UPDATE: FACING ANGELA closed on July 28. Thank you to everyone who made it such an excellent production! More updates soon on upcoming projects, including THE SHADOW OVER INNSMOUTH.
The Ruckus production of FACING ANGELA is running now and is getting some great notices. The production has been Jeff Recommended, and is listed as one of “14 plays worth catching in July” by Chicago Magazine.
“Highly Recommended. [A] harrowing dose of identity panic…It is a testament to all five actresses portraying the tortured Angela that in the midst of this metaphysical whirlwind they broadcast her profound vulnerability so well that we never lose our sense of empathy for her.” ~ Chicago Theatre Review, Eric Tengler (full review)
★★★ “Both engaging and visually fascinating. Special credit goes to the makeup team of Aly Renee Amidei and Sarah Scanlon for their wonderfully specific and detailed work…” ~ Chicago Theater Beat, Patrick Dyer (full review)
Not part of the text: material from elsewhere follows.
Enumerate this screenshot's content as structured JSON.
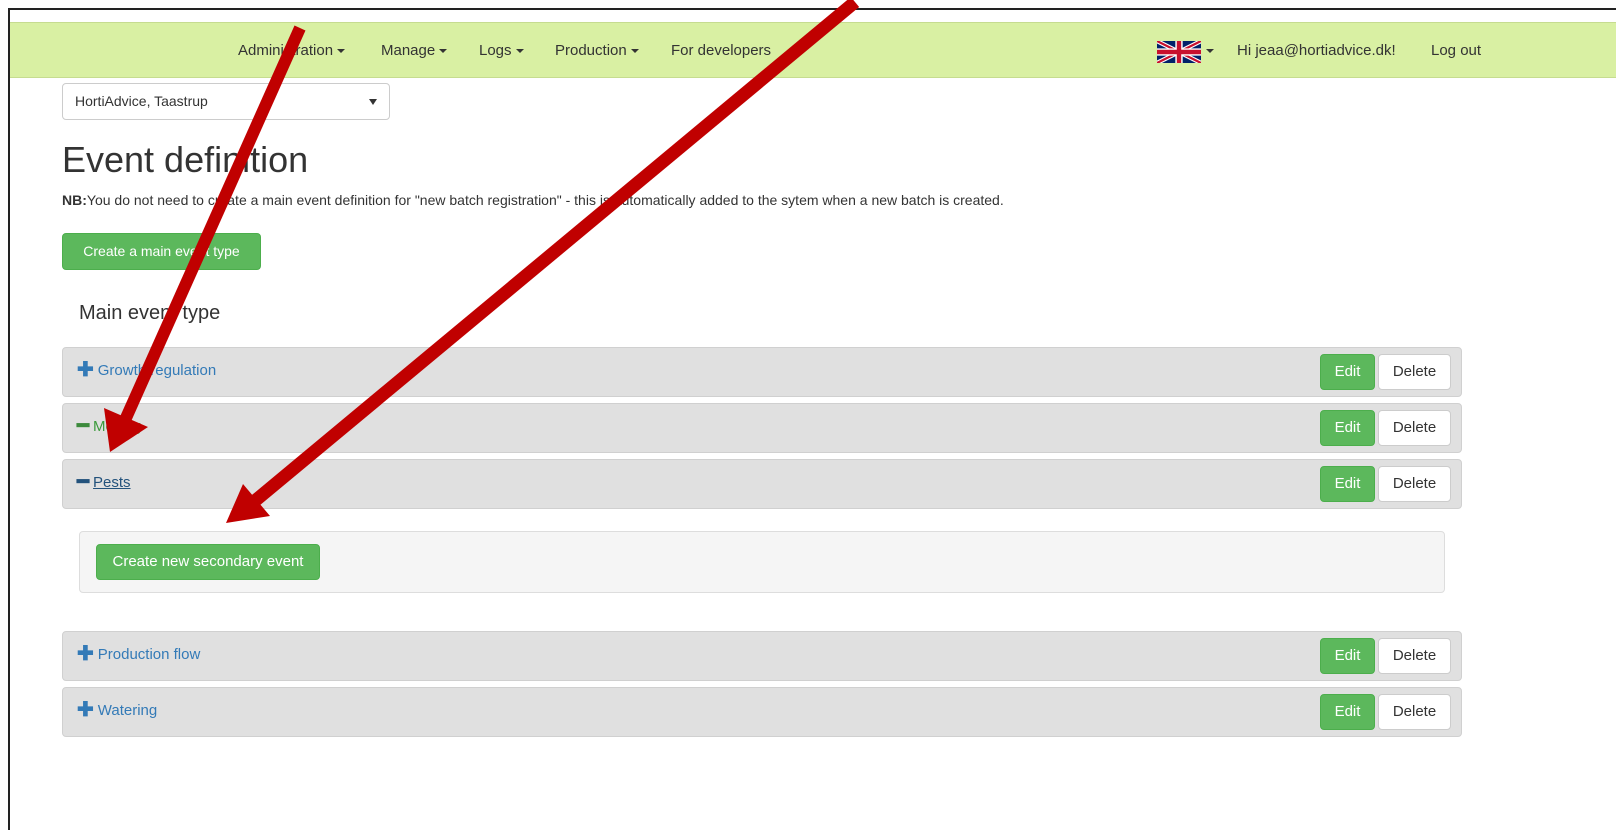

“[A] harrowing exploration of identity…Barsotti’s horror influences are evident, and the actors, like pallbearers, carry the play’s grueling heaviness with grace. Neal Starbird’s Wes is endearing while betraying an underlying desperation…Angela X (Casey Cunningham), the relative original, is especially compelling as our connection to the world before, the pain of watching the ensuing destruction always visible on her face.” ~ TimeOut Chicago, Aeneas Sagar Hemphill (full review)
by Scott T. Barsotti
directed by Kyra Lewandowski
presented by The Ruckus
June 28 – July 28
@ The Athenaeum Theatre, 2936 N. Southport (TICKETS)
Thursdays-Saturdays 8:00pm, Sundays 2:00pm
Featuring Moira Begale, Julie Cowden, Casey Cunningham, Susan Myburgh, Christine Vrem-Ydstie, and Neal Starbird
Angela has lost her face. Acquiring a new face alters more than skin and tissue, cutting into Angela’s relationship with her husband, Wes, and mutating her sense of self. As Angela re-constructs, re-invents, and re-defines her identity, Wes ceases to recognize the woman he loves, and doubts whether he really knows himself either. This re-imagining of my 2003 play (my first ever professionally produced), challenges how we recognize ourselves and those we go to bed with, and the collateral damage of transformative change.
(Photos by Gerard Van Halsema)